WHAT YOU HAVE TO DO: Taking each line of the material below in turn, count those containing the string "sensor". Provide the number alone.

RECORDS SUPPLIED:
---
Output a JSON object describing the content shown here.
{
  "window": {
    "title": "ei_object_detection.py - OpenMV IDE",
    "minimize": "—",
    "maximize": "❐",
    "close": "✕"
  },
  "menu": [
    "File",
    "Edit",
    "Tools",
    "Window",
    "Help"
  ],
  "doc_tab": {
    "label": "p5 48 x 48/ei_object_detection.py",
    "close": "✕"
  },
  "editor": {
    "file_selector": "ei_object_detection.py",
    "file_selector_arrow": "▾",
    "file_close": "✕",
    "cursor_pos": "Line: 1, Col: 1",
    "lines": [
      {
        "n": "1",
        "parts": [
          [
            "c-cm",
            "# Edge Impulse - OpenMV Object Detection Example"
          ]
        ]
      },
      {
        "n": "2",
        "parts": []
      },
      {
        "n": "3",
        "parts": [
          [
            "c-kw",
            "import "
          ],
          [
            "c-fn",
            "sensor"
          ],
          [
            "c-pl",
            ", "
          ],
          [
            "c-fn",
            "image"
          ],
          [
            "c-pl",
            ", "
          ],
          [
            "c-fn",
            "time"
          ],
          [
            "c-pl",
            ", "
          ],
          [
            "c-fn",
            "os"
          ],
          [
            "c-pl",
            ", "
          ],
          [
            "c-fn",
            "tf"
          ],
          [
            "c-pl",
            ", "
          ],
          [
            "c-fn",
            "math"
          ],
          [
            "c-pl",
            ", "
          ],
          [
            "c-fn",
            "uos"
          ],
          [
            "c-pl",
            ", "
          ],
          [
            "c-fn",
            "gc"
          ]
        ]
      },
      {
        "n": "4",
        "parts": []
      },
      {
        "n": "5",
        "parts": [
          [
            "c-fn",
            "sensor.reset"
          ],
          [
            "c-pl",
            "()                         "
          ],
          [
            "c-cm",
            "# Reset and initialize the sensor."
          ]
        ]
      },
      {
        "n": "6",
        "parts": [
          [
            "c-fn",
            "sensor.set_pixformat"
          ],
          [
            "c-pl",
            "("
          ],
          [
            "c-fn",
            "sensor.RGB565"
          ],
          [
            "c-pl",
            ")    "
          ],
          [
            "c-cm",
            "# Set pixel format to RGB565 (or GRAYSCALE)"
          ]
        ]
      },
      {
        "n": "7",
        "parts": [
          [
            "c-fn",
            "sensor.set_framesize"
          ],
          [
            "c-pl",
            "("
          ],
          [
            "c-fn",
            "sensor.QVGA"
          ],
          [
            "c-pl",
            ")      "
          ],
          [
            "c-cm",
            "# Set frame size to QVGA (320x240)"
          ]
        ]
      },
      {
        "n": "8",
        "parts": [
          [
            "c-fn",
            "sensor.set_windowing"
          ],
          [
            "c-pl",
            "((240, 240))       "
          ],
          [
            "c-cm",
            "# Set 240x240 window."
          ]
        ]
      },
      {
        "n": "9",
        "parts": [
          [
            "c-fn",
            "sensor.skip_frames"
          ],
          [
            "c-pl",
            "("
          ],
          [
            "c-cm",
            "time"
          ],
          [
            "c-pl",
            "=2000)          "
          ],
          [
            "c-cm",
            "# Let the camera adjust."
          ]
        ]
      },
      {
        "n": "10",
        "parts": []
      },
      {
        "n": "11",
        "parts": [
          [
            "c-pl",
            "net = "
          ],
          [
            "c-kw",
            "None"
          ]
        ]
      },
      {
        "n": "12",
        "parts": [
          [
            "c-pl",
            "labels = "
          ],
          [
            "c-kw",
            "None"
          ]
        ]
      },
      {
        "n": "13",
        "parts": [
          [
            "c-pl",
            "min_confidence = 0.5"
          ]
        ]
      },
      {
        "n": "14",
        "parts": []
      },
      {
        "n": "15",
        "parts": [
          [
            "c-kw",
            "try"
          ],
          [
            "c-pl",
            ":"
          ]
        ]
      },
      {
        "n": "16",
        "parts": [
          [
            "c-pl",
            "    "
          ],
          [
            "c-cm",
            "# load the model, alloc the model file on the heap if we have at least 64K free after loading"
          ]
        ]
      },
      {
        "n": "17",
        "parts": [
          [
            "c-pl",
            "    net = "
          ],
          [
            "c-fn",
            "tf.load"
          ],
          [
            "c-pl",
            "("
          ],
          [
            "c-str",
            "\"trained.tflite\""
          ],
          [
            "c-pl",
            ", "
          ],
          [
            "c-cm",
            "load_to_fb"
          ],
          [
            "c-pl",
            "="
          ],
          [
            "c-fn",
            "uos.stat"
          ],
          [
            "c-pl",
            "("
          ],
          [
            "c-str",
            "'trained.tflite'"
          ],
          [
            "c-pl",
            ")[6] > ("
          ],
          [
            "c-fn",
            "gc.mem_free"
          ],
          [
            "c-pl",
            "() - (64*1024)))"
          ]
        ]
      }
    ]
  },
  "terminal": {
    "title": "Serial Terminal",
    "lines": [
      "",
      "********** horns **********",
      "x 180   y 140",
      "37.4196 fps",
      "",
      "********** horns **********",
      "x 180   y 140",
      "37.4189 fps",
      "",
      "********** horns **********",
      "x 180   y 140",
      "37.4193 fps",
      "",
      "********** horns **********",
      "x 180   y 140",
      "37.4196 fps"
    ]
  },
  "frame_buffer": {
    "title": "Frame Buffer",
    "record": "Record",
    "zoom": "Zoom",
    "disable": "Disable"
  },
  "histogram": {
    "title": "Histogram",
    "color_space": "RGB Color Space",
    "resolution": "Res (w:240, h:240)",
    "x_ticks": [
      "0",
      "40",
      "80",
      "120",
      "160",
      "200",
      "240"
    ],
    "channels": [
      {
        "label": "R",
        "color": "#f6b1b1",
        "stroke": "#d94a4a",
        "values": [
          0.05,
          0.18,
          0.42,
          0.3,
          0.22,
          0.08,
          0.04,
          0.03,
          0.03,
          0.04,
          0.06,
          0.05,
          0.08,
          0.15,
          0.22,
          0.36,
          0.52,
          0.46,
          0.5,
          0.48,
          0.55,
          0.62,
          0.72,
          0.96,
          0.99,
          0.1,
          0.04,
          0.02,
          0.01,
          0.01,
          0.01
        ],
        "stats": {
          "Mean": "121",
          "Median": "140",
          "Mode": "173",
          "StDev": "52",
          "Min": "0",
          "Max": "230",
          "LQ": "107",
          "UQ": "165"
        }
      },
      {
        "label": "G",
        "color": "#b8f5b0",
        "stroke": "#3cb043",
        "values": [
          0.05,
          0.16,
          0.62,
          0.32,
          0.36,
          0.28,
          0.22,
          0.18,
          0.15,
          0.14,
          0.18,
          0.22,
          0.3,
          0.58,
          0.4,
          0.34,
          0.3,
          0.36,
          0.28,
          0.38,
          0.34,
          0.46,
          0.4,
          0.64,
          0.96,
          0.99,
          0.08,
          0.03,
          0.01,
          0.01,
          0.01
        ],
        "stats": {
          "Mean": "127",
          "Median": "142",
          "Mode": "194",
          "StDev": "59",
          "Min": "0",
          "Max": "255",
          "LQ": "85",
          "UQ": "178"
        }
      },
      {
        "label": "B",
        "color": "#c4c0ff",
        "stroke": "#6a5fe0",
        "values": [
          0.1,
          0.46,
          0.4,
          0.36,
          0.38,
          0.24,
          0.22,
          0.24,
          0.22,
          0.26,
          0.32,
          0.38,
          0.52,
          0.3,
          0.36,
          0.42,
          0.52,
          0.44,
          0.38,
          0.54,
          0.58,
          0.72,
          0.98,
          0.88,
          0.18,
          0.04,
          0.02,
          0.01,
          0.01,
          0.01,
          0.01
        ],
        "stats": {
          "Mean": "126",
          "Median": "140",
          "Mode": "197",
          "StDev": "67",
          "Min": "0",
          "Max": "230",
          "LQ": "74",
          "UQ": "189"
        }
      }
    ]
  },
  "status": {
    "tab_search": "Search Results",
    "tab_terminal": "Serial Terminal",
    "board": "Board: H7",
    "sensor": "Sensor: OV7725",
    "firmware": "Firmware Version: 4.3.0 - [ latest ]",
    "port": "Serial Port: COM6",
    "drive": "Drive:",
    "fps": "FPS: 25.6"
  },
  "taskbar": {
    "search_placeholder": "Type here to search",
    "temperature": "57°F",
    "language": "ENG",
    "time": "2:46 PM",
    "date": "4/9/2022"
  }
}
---
ANSWER FOR THIS EXERCISE: 10